Animal Care

Caring for All Animals

Tending to the animals’ physical health and overall well-being is a full-time job by a full staff. Our animal care program involves everyone from zookeepers to veterinarians. And it doesn’t stop there!


Animal Health & Nutrition

The Animal Health Center (AHC) staff’s goal is to improve animals’ lives by keeping them healthy and active.  The focus is preventive medicine to avoid illness and ensure healthy habitats and environments. Many animals are housed throughout the year – either in quarantine or for treatment.

As a renowned zoological medicine training hospital, AHC programs include a 1-month externship for fourth-year veterinary students and a 3-year Zoological Medicine Residency, which trains veterinarians in the zoo and exotic animal medicine field.

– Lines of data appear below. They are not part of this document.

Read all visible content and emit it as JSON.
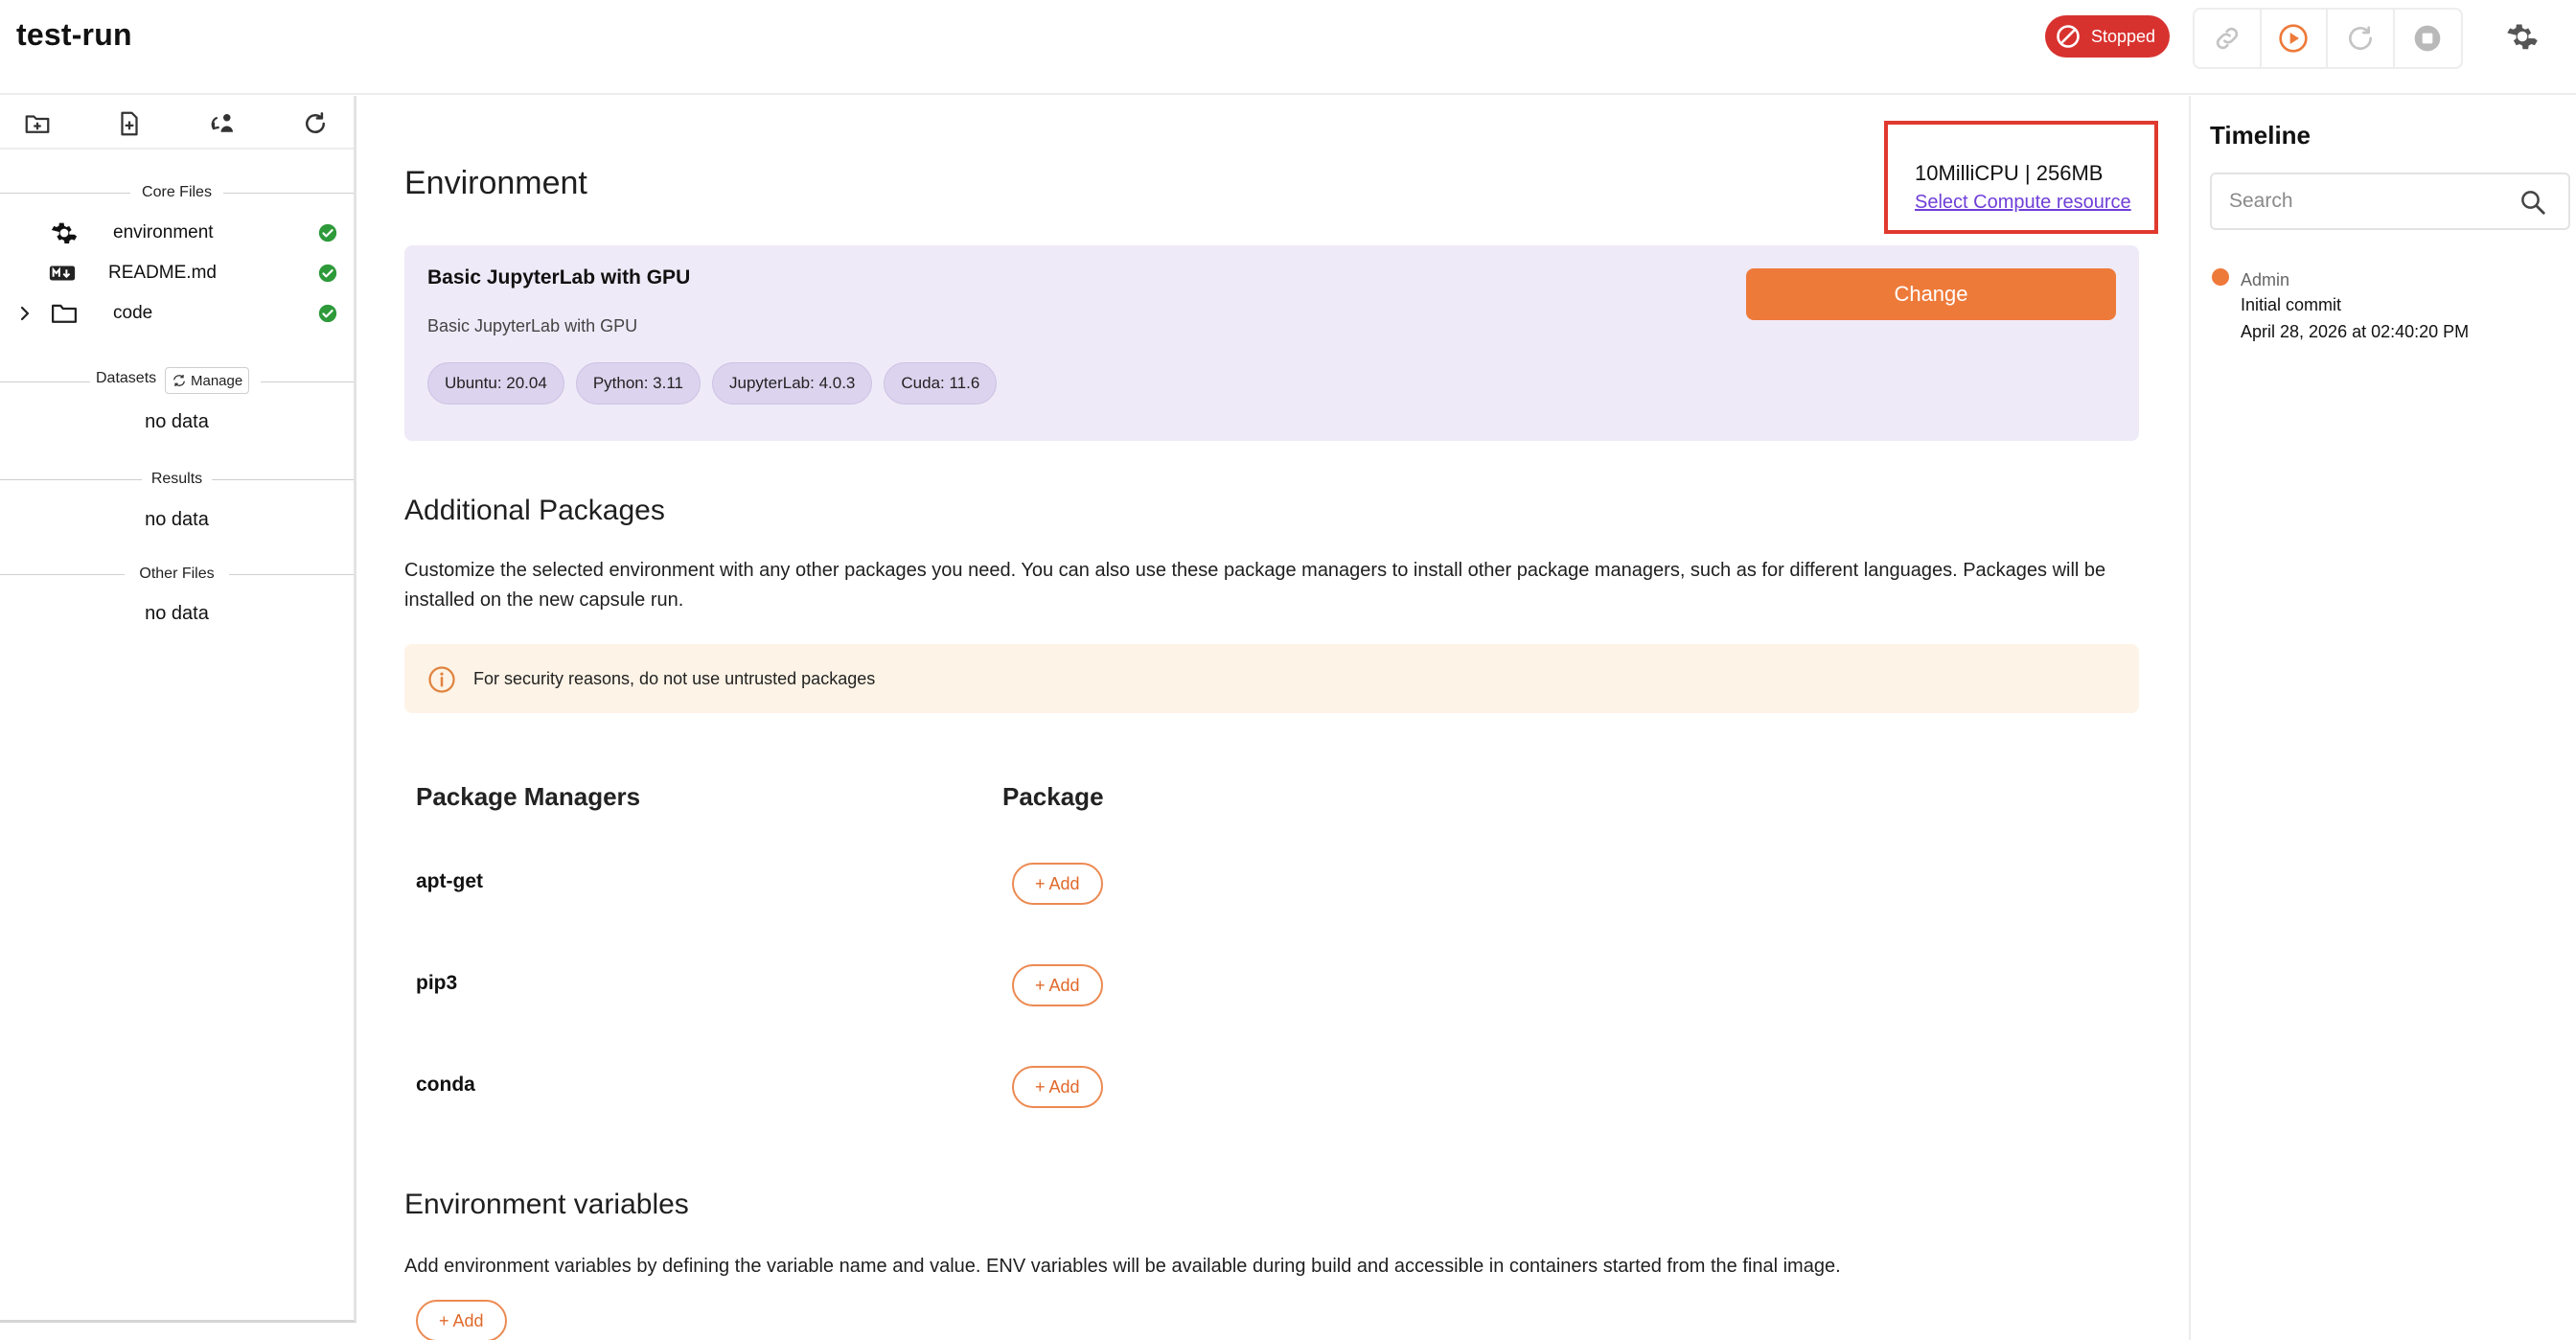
{
  "app": {
    "title": "test-run"
  },
  "header": {
    "status_label": "Stopped",
    "toolbar_icons": [
      "link-icon",
      "play-icon",
      "restart-icon",
      "stop-icon"
    ],
    "settings_icon": "gear-icon"
  },
  "sidebar": {
    "tool_icons": [
      "new-folder-icon",
      "new-file-icon",
      "version-control-icon",
      "refresh-icon"
    ],
    "core_files_title": "Core Files",
    "core_files": [
      {
        "name": "environment",
        "icon": "gear-icon",
        "status": "check-icon"
      },
      {
        "name": "README.md",
        "icon": "markdown-icon",
        "status": "check-icon"
      },
      {
        "name": "code",
        "icon": "folder-icon",
        "status": "check-icon",
        "expandable": true
      }
    ],
    "datasets_title": "Datasets",
    "datasets_manage_label": "Manage",
    "datasets_empty": "no data",
    "results_title": "Results",
    "results_empty": "no data",
    "other_files_title": "Other Files",
    "other_files_empty": "no data"
  },
  "main": {
    "environment_title": "Environment",
    "compute": {
      "value": "10MilliCPU | 256MB",
      "link_label": "Select Compute resource"
    },
    "env_card": {
      "name": "Basic JupyterLab with GPU",
      "description": "Basic JupyterLab with GPU",
      "change_label": "Change",
      "tags": [
        "Ubuntu: 20.04",
        "Python: 3.11",
        "JupyterLab: 4.0.3",
        "Cuda: 11.6"
      ]
    },
    "packages": {
      "title": "Additional Packages",
      "description": "Customize the selected environment with any other packages you need. You can also use these package managers to install other package managers, such as for different languages. Packages will be installed on the new capsule run.",
      "warning": "For security reasons, do not use untrusted packages",
      "col_managers": "Package Managers",
      "col_package": "Package",
      "managers": [
        {
          "name": "apt-get",
          "add_label": "+ Add"
        },
        {
          "name": "pip3",
          "add_label": "+ Add"
        },
        {
          "name": "conda",
          "add_label": "+ Add"
        }
      ]
    },
    "env_vars": {
      "title": "Environment variables",
      "description": "Add environment variables by defining the variable name and value. ENV variables will be available during build and accessible in containers started from the final image.",
      "add_label": "+ Add"
    }
  },
  "timeline": {
    "title": "Timeline",
    "search_placeholder": "Search",
    "entries": [
      {
        "author": "Admin",
        "message": "Initial commit",
        "date": "April 28, 2026 at 02:40:20 PM"
      }
    ]
  },
  "colors": {
    "accent": "#ee7a3a",
    "stopped": "#d8322f",
    "card_bg": "#efeaf8",
    "link": "#6f3fd8",
    "highlight_box": "#e0392f",
    "check": "#2e9a3a"
  }
}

Three clinical medicine residents rotate annually for training at MCZ, the University of Wisconsin-Madison School of Veterinary Medicine and the International Crane Foundation in Baraboo, Wisconsin.

Medical Support Operations – Animal Records

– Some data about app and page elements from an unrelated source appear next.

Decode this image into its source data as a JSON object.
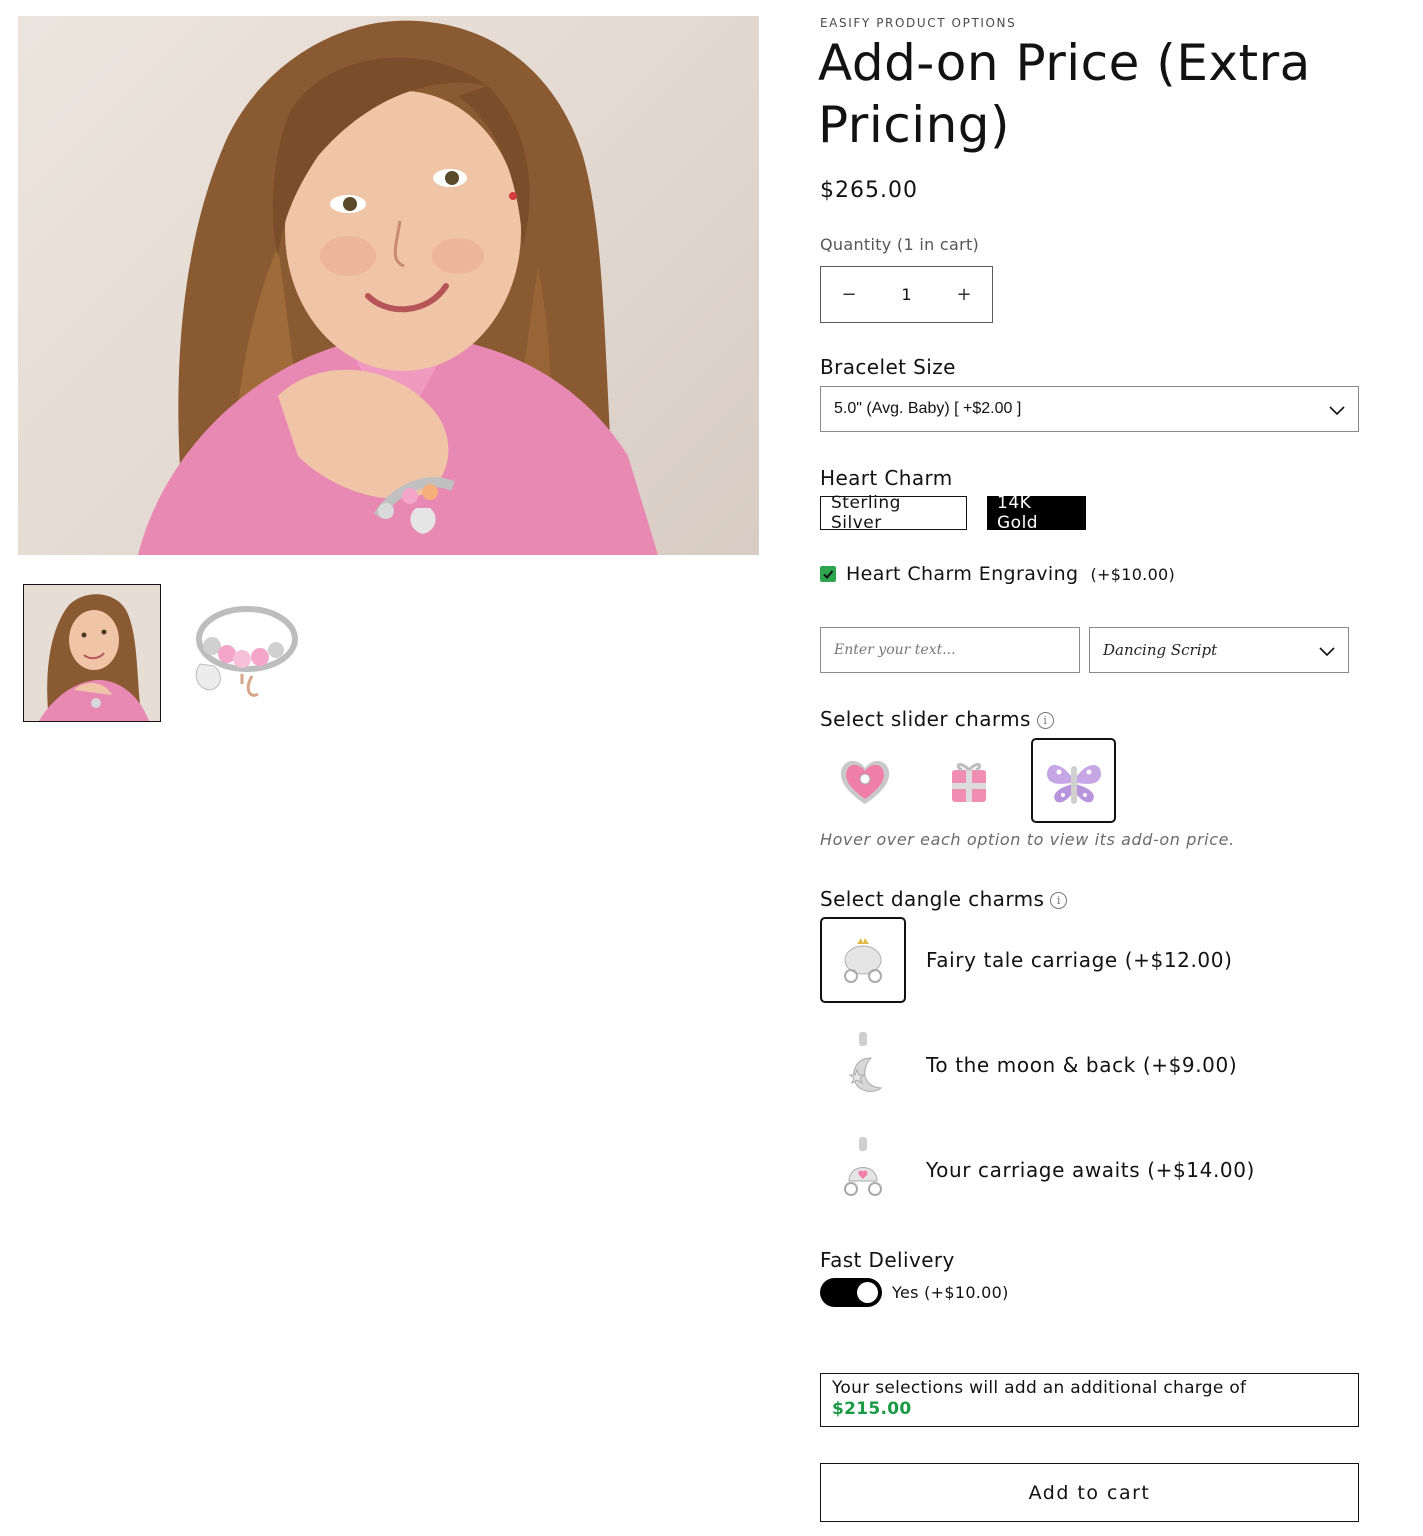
{
  "product": {
    "vendor": "EASIFY PRODUCT OPTIONS",
    "title": "Add-on Price (Extra Pricing)",
    "price": "$265.00"
  },
  "quantity": {
    "label": "Quantity (1 in cart)",
    "value": "1",
    "decrement": "−",
    "increment": "+"
  },
  "bracelet_size": {
    "label": "Bracelet Size",
    "selected": "5.0\" (Avg. Baby) [ +$2.00 ]"
  },
  "heart_charm": {
    "label": "Heart Charm",
    "options": [
      {
        "label": "Sterling Silver",
        "selected": false
      },
      {
        "label": "14K Gold",
        "selected": true
      }
    ]
  },
  "engraving": {
    "label": "Heart Charm Engraving",
    "price": "(+$10.00)",
    "checked": true,
    "text_placeholder": "Enter your text...",
    "font_selected": "Dancing Script"
  },
  "slider_charms": {
    "label": "Select slider charms",
    "options": [
      "heart-charm",
      "gift-box-charm",
      "butterfly-charm"
    ],
    "selected_index": 2,
    "hint": "Hover over each option to view its add-on price."
  },
  "dangle_charms": {
    "label": "Select dangle charms",
    "items": [
      {
        "label": "Fairy tale carriage (+$12.00)",
        "selected": true
      },
      {
        "label": "To the moon & back (+$9.00)",
        "selected": false
      },
      {
        "label": "Your carriage awaits (+$14.00)",
        "selected": false
      }
    ]
  },
  "fast_delivery": {
    "label": "Fast Delivery",
    "toggle_label": "Yes (+$10.00)",
    "on": true
  },
  "summary": {
    "text": "Your selections will add an additional charge of",
    "amount": "$215.00"
  },
  "add_to_cart": "Add to cart",
  "colors": {
    "accent_green": "#1a9a45",
    "checkbox_green": "#2ea44f",
    "selected_black": "#000000"
  }
}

AZA-accredited zoos keep up-to-date records for each animal, from birth to death. The registrar manages the database, overseeing the sharing and use of the data.

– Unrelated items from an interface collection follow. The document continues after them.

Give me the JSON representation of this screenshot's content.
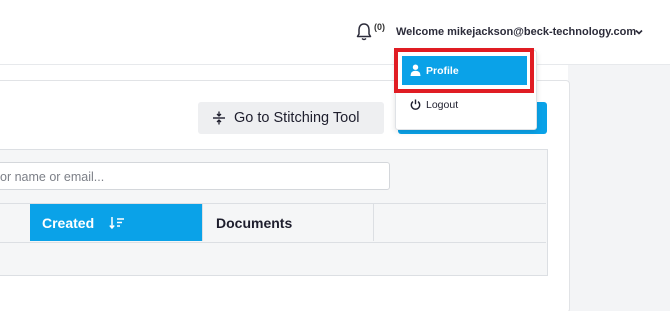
{
  "header": {
    "notification_count": "(0)",
    "welcome_text": "Welcome mikejackson@beck-technology.com"
  },
  "user_menu": {
    "items": [
      {
        "label": "Profile",
        "icon": "user-icon",
        "state": "highlighted"
      },
      {
        "label": "Logout",
        "icon": "power-icon"
      }
    ]
  },
  "toolbar": {
    "stitching_label": "Go to Stitching Tool",
    "stitching_icon": "split-icon"
  },
  "search": {
    "partial_placeholder": "or name or email..."
  },
  "table": {
    "columns": [
      {
        "label": "Created",
        "sorted": "descending"
      },
      {
        "label": "Documents"
      }
    ]
  },
  "colors": {
    "accent": "#0aa2e8",
    "highlight_border": "#e01c23"
  }
}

Information observed daily by the animal care staff is recorded in an electronic database, the Zoological Information Management System (ZIMS), the largest global animal management network. Thousands of entries are added annually to the database’s 10 million+ animals.

Enrichment Program

The Association of Zoos and Aquariums (AZA) defines animal enrichment as “a dynamic process for enhancing animal environments within the context of the animals’ behavioral biology and natural history. Environmental changes are made with the goal of increasing the animal’s behavioral choices and drawing out their species-appropriate behaviors, thus enhancing animal welfare.”

We are committed to providing an Enrichment Program that addresses both the physical and psychological needs of each animal in our population. Our program also aims to reduce stereotypical behaviors, improve the success of captive breeding programs, and provide an educational experience for Zoo visitors. We have an internal enrichment committee that works hard to ensure a successful program.

Our Enrichment Program is comprised of 5 different focus areas:

  • Environmental: This includes the enhancement of, or alteration to, an animal’s habitat with the goal of adding complexity to its environment. Examples of this might include novel substrates, swings, climbing structures, or new exhibit propping.
  • Foods/Feeding: This includes extending feeding time, making feeding time challenging, and promoting natural feeding strategies. Examples of this can include food in puzzle feeders, scattered food, and hidden food.
  • Manipulative: This includes providing the animal with items that can be manipulated in some way using its hands, paws, head, feet, horns, or mouth for investigation and exploratory play. Examples of this might include balls, boxes, barrels, and other “toys.”
  • Sensory: This includes stimulating all of an animal’s senses (visual, smell, hearing, taste, and touch.) Examples of this might include bubbles, bells, spices, perfumes, audio recordings, and scratching posts.
  • Social/Behavioral: Zookeepers use the natural history of the animals to create social groupings observed in the wild, which facilitates feeding, grooming, and courtship behaviors. This includes creating mixed species exhibits. Animals’ daily routine also includes training with both zookeepers and other animals, which helps build trust and rapport.


You can be a part of our Enrichment Program by supporting our often-updated Amazon Wish Lists. We have needs for almost every animal, so you can even support your favorites.


Conservation, Research and Population Management Programs

Animal care professionals at MCZ contribute to a diverse portfolio of conservation, research and reproduction programs at local, national and international levels.  Our collaborations with other conservation-focused organizations are of significance.  They bring strength and stability to the programs, as well as to the conservation community as a whole.

Significant funding comes from Zoo trust funds, the Zoological Society and from Zoo guests who opt to “Round Up for Conservation” at Zoo cash registers.

Conservation and Research Program Collaborative Support

The Zoo also provides funding and/or staff support to selected conservation initiatives and research projects.

For faster entry: Members and pre-ticketed guests, park at West End (enter at 106th St).